Mid-1930s were crucial times. It was a period when trade was in the grip of depression with a steep fall in the prices of coffee and cardamom. Money was dear. But it was at this time the Corporation Bank started doing business of every banking description such as issuing of remittance both by mail and telegram, collecting and discounting cheques and bills, and accepting deposits, and also making advances on approved securities at reasonable rates of interest. Corporation Bank’s service to the planters and business community in Madikeri infused confidence in towns such as Virajpet, Somwarpet and Ponnampet. Subsequently, branches were opened in small towns across the district.
(Source: ‘Corporation Bank – A Corporate Journey’ by M V Kamath)
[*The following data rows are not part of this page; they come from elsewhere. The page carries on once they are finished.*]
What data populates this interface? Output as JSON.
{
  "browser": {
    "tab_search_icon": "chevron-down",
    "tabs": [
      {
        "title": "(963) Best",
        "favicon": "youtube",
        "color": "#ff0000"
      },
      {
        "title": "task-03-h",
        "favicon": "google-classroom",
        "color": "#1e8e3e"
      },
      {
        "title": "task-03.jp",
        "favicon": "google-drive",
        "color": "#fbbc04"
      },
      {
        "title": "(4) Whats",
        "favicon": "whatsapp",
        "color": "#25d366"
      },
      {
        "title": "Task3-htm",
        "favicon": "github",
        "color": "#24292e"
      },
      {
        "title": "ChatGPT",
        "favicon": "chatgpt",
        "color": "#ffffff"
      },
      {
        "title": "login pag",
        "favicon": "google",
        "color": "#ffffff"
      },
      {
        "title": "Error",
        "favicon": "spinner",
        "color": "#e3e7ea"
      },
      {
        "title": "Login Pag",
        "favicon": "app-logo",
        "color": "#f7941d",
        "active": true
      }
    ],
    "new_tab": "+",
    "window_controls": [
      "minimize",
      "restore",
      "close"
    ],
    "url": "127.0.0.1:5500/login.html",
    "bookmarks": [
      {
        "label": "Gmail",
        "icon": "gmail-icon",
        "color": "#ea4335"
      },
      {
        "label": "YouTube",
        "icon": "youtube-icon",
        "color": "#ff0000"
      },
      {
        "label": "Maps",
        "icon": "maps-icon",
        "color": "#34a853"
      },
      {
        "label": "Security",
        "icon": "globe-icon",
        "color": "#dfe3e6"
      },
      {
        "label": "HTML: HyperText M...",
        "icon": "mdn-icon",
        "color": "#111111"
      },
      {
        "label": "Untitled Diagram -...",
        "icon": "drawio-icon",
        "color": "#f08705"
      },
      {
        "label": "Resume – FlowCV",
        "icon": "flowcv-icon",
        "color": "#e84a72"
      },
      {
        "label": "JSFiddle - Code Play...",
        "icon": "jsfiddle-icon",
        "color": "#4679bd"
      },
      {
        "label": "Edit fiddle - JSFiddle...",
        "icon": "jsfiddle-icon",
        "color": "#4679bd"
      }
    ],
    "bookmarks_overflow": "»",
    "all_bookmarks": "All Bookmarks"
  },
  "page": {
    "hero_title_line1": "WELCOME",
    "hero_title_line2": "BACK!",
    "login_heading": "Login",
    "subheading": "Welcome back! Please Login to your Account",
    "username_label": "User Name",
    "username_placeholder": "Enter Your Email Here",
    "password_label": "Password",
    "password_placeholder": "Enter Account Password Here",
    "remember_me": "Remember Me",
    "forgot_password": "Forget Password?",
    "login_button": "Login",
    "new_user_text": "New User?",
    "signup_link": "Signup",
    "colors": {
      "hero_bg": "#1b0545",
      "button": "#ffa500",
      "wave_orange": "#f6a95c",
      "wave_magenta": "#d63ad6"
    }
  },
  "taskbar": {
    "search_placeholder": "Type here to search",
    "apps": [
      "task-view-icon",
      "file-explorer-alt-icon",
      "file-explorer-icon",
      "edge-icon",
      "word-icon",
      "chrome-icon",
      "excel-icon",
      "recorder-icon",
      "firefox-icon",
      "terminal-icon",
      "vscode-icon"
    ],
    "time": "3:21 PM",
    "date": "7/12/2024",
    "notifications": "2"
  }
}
There are not enough adjectives to explain the enchanting beauty of Kodagu, the tiniest district in Karnataka. Thanks to its exquisiteness, Kodagu has been seeing a tourism boom from the last two decades. As a result, too many home stays and resorts have sprung up across the district. The upgradation of Mysuru-Bantwal state highway 9 (now NH 275) a decade back saw mass flow of tourists into Kodagu from Bengaluru. With more than 15 lakhs tourists visiting Kodagu every year, the ecology of this district is under immense pressure.
An important point to be noted here is that many original inhabitants of Kodagu migrated to metros and some moved abroad. Those who purchased land here started to see monetary benefits from all nook and corners after their acquisition. As a result, many unauthorised structures were built to lure the tourists.
Increased footfall of tourists resulted in a surge of income for people who are directly or indirectly depending on tourism. On the other hand, natural resources of the district took a beating. With sustained pressure on resources to fulfil the need of visitors, the quality of these resources deteriorated.